** Action item **
Every line of the data must be copied exactly.

[Items from an interface collection]
((
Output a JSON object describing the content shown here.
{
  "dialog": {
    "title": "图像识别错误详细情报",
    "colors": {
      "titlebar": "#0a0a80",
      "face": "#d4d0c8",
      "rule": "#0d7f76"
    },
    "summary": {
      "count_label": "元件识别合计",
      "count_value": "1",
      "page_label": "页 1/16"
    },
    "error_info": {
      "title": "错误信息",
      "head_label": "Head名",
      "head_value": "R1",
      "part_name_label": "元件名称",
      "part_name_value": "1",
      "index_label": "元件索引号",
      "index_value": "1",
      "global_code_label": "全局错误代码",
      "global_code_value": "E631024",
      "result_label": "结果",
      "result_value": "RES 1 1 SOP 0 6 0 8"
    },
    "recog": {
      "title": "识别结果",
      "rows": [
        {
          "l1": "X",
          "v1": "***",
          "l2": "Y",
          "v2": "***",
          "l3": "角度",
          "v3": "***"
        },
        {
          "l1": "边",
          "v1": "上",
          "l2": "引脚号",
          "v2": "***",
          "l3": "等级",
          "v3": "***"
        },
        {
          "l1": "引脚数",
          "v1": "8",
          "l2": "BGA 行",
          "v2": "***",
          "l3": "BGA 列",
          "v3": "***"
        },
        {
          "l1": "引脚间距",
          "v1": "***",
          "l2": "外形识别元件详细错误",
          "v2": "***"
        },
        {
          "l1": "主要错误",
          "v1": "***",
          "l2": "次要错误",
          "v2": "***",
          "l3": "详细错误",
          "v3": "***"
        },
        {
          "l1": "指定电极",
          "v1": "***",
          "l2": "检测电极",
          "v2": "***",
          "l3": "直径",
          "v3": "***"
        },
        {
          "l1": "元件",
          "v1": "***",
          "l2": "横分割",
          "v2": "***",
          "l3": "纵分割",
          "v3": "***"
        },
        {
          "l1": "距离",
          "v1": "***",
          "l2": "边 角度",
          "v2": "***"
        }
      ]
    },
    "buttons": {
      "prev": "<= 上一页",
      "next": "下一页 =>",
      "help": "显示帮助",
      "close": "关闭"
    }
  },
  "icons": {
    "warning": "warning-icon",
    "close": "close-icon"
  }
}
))
** Your response **
Output a JSON object describing the content shown here.
{
  "dialog": {
    "title": "图像识别错误详细情报",
    "colors": {
      "titlebar": "#0a0a80",
      "face": "#d4d0c8",
      "rule": "#0d7f76"
    },
    "summary": {
      "count_label": "元件识别合计",
      "count_value": "1",
      "page_label": "页 1/16"
    },
    "error_info": {
      "title": "错误信息",
      "head_label": "Head名",
      "head_value": "R1",
      "part_name_label": "元件名称",
      "part_name_value": "1",
      "index_label": "元件索引号",
      "index_value": "1",
      "global_code_label": "全局错误代码",
      "global_code_value": "E631024",
      "result_label": "结果",
      "result_value": "RES 1 1 SOP 0 6 0 8"
    },
    "recog": {
      "title": "识别结果",
      "rows": [
        {
          "l1": "X",
          "v1": "***",
          "l2": "Y",
          "v2": "***",
          "l3": "角度",
          "v3": "***"
        },
        {
          "l1": "边",
          "v1": "上",
          "l2": "引脚号",
          "v2": "***",
          "l3": "等级",
          "v3": "***"
        },
        {
          "l1": "引脚数",
          "v1": "8",
          "l2": "BGA 行",
          "v2": "***",
          "l3": "BGA 列",
          "v3": "***"
        },
        {
          "l1": "引脚间距",
          "v1": "***",
          "l2": "外形识别元件详细错误",
          "v2": "***"
        },
        {
          "l1": "主要错误",
          "v1": "***",
          "l2": "次要错误",
          "v2": "***",
          "l3": "详细错误",
          "v3": "***"
        },
        {
          "l1": "指定电极",
          "v1": "***",
          "l2": "检测电极",
          "v2": "***",
          "l3": "直径",
          "v3": "***"
        },
        {
          "l1": "元件",
          "v1": "***",
          "l2": "横分割",
          "v2": "***",
          "l3": "纵分割",
          "v3": "***"
        },
        {
          "l1": "距离",
          "v1": "***",
          "l2": "边 角度",
          "v2": "***"
        }
      ]
    },
    "buttons": {
      "prev": "<= 上一页",
      "next": "下一页 =>",
      "help": "显示帮助",
      "close": "关闭"
    }
  },
  "icons": {
    "warning": "warning-icon",
    "close": "close-icon"
  }
}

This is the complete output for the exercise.